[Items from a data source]
--------------------------------------------------

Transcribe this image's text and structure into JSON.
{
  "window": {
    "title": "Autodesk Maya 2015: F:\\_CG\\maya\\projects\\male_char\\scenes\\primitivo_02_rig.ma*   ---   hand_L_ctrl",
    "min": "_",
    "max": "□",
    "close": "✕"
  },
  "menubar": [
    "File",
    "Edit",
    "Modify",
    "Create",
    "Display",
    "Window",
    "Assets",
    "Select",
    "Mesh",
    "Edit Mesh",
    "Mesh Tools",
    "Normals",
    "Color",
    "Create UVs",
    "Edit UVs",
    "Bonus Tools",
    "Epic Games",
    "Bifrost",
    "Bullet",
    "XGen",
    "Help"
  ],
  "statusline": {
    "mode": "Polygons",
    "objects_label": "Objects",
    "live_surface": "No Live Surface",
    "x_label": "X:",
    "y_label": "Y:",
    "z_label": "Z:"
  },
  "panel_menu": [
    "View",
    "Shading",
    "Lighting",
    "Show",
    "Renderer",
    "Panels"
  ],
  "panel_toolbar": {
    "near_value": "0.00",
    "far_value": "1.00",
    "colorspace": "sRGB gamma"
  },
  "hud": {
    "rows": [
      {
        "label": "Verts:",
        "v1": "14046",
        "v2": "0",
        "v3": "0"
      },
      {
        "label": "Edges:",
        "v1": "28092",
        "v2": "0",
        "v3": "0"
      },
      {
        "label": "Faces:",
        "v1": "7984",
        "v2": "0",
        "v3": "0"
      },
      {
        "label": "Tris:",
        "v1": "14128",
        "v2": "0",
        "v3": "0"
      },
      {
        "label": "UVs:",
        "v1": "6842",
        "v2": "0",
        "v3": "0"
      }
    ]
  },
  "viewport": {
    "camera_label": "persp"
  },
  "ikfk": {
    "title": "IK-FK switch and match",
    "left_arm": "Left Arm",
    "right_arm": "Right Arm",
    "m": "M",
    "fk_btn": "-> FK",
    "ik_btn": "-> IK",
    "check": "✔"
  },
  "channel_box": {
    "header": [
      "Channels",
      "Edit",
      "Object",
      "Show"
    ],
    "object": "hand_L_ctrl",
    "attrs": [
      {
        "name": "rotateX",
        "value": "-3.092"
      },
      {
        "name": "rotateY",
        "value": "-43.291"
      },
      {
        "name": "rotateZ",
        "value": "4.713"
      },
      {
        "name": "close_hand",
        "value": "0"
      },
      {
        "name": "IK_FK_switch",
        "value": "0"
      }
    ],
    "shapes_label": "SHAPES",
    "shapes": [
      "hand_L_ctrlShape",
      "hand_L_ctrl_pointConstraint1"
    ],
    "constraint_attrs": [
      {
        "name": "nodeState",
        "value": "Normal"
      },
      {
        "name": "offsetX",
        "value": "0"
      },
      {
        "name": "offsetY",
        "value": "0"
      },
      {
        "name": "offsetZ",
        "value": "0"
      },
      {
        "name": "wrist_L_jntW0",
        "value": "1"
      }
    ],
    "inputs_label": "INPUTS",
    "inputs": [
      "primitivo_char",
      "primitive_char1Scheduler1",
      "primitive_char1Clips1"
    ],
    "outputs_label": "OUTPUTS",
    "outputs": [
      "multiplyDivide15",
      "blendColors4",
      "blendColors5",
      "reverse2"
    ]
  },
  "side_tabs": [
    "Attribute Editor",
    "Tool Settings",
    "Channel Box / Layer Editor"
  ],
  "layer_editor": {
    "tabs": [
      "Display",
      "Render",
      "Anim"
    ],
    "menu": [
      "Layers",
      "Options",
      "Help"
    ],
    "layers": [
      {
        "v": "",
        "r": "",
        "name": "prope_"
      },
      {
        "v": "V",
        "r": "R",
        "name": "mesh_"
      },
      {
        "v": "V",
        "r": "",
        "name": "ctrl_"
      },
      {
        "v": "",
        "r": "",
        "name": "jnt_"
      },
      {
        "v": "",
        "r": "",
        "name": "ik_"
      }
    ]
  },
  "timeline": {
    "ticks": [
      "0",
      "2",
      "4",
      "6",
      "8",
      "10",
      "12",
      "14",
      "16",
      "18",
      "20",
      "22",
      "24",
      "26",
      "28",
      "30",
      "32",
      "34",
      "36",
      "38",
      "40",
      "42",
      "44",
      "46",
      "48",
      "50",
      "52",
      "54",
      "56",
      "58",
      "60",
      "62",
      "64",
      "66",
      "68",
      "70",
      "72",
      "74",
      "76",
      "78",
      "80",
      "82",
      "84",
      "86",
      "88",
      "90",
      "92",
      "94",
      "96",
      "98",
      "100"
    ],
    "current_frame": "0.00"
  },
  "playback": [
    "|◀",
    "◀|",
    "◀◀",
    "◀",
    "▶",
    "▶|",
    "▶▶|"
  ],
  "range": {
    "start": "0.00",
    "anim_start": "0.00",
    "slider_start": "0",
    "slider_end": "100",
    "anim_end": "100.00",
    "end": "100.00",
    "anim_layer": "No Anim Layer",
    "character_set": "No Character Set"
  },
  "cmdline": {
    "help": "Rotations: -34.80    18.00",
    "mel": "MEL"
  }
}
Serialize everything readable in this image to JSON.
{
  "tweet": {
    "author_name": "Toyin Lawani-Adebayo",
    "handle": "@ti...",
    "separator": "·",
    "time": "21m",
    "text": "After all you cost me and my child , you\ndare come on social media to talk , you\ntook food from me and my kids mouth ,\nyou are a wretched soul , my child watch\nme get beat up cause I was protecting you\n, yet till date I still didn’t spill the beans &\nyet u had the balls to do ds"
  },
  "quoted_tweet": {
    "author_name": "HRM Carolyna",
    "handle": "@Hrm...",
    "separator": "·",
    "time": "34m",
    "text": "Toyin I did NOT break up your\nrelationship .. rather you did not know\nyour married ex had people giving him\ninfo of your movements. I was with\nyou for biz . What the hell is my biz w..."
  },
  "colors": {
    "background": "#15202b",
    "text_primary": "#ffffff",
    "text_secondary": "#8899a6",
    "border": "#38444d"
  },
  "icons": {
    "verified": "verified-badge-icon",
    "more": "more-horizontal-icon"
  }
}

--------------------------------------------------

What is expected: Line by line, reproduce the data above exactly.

Your response:
Transcribe this image's text and structure into JSON.
{
  "window": {
    "title": "Autodesk Maya 2015: F:\\_CG\\maya\\projects\\male_char\\scenes\\primitivo_02_rig.ma*   ---   hand_L_ctrl",
    "min": "_",
    "max": "□",
    "close": "✕"
  },
  "menubar": [
    "File",
    "Edit",
    "Modify",
    "Create",
    "Display",
    "Window",
    "Assets",
    "Select",
    "Mesh",
    "Edit Mesh",
    "Mesh Tools",
    "Normals",
    "Color",
    "Create UVs",
    "Edit UVs",
    "Bonus Tools",
    "Epic Games",
    "Bifrost",
    "Bullet",
    "XGen",
    "Help"
  ],
  "statusline": {
    "mode": "Polygons",
    "objects_label": "Objects",
    "live_surface": "No Live Surface",
    "x_label": "X:",
    "y_label": "Y:",
    "z_label": "Z:"
  },
  "panel_menu": [
    "View",
    "Shading",
    "Lighting",
    "Show",
    "Renderer",
    "Panels"
  ],
  "panel_toolbar": {
    "near_value": "0.00",
    "far_value": "1.00",
    "colorspace": "sRGB gamma"
  },
  "hud": {
    "rows": [
      {
        "label": "Verts:",
        "v1": "14046",
        "v2": "0",
        "v3": "0"
      },
      {
        "label": "Edges:",
        "v1": "28092",
        "v2": "0",
        "v3": "0"
      },
      {
        "label": "Faces:",
        "v1": "7984",
        "v2": "0",
        "v3": "0"
      },
      {
        "label": "Tris:",
        "v1": "14128",
        "v2": "0",
        "v3": "0"
      },
      {
        "label": "UVs:",
        "v1": "6842",
        "v2": "0",
        "v3": "0"
      }
    ]
  },
  "viewport": {
    "camera_label": "persp"
  },
  "ikfk": {
    "title": "IK-FK switch and match",
    "left_arm": "Left Arm",
    "right_arm": "Right Arm",
    "m": "M",
    "fk_btn": "-> FK",
    "ik_btn": "-> IK",
    "check": "✔"
  },
  "channel_box": {
    "header": [
      "Channels",
      "Edit",
      "Object",
      "Show"
    ],
    "object": "hand_L_ctrl",
    "attrs": [
      {
        "name": "rotateX",
        "value": "-3.092"
      },
      {
        "name": "rotateY",
        "value": "-43.291"
      },
      {
        "name": "rotateZ",
        "value": "4.713"
      },
      {
        "name": "close_hand",
        "value": "0"
      },
      {
        "name": "IK_FK_switch",
        "value": "0"
      }
    ],
    "shapes_label": "SHAPES",
    "shapes": [
      "hand_L_ctrlShape",
      "hand_L_ctrl_pointConstraint1"
    ],
    "constraint_attrs": [
      {
        "name": "nodeState",
        "value": "Normal"
      },
      {
        "name": "offsetX",
        "value": "0"
      },
      {
        "name": "offsetY",
        "value": "0"
      },
      {
        "name": "offsetZ",
        "value": "0"
      },
      {
        "name": "wrist_L_jntW0",
        "value": "1"
      }
    ],
    "inputs_label": "INPUTS",
    "inputs": [
      "primitivo_char",
      "primitive_char1Scheduler1",
      "primitive_char1Clips1"
    ],
    "outputs_label": "OUTPUTS",
    "outputs": [
      "multiplyDivide15",
      "blendColors4",
      "blendColors5",
      "reverse2"
    ]
  },
  "side_tabs": [
    "Attribute Editor",
    "Tool Settings",
    "Channel Box / Layer Editor"
  ],
  "layer_editor": {
    "tabs": [
      "Display",
      "Render",
      "Anim"
    ],
    "menu": [
      "Layers",
      "Options",
      "Help"
    ],
    "layers": [
      {
        "v": "",
        "r": "",
        "name": "prope_"
      },
      {
        "v": "V",
        "r": "R",
        "name": "mesh_"
      },
      {
        "v": "V",
        "r": "",
        "name": "ctrl_"
      },
      {
        "v": "",
        "r": "",
        "name": "jnt_"
      },
      {
        "v": "",
        "r": "",
        "name": "ik_"
      }
    ]
  },
  "timeline": {
    "ticks": [
      "0",
      "2",
      "4",
      "6",
      "8",
      "10",
      "12",
      "14",
      "16",
      "18",
      "20",
      "22",
      "24",
      "26",
      "28",
      "30",
      "32",
      "34",
      "36",
      "38",
      "40",
      "42",
      "44",
      "46",
      "48",
      "50",
      "52",
      "54",
      "56",
      "58",
      "60",
      "62",
      "64",
      "66",
      "68",
      "70",
      "72",
      "74",
      "76",
      "78",
      "80",
      "82",
      "84",
      "86",
      "88",
      "90",
      "92",
      "94",
      "96",
      "98",
      "100"
    ],
    "current_frame": "0.00"
  },
  "playback": [
    "|◀",
    "◀|",
    "◀◀",
    "◀",
    "▶",
    "▶|",
    "▶▶|"
  ],
  "range": {
    "start": "0.00",
    "anim_start": "0.00",
    "slider_start": "0",
    "slider_end": "100",
    "anim_end": "100.00",
    "end": "100.00",
    "anim_layer": "No Anim Layer",
    "character_set": "No Character Set"
  },
  "cmdline": {
    "help": "Rotations: -34.80    18.00",
    "mel": "MEL"
  }
}
Serialize everything readable in this image to JSON.
{
  "tweet": {
    "author_name": "Toyin Lawani-Adebayo",
    "handle": "@ti...",
    "separator": "·",
    "time": "21m",
    "text": "After all you cost me and my child , you\ndare come on social media to talk , you\ntook food from me and my kids mouth ,\nyou are a wretched soul , my child watch\nme get beat up cause I was protecting you\n, yet till date I still didn’t spill the beans &\nyet u had the balls to do ds"
  },
  "quoted_tweet": {
    "author_name": "HRM Carolyna",
    "handle": "@Hrm...",
    "separator": "·",
    "time": "34m",
    "text": "Toyin I did NOT break up your\nrelationship .. rather you did not know\nyour married ex had people giving him\ninfo of your movements. I was with\nyou for biz . What the hell is my biz w..."
  },
  "colors": {
    "background": "#15202b",
    "text_primary": "#ffffff",
    "text_secondary": "#8899a6",
    "border": "#38444d"
  },
  "icons": {
    "verified": "verified-badge-icon",
    "more": "more-horizontal-icon"
  }
}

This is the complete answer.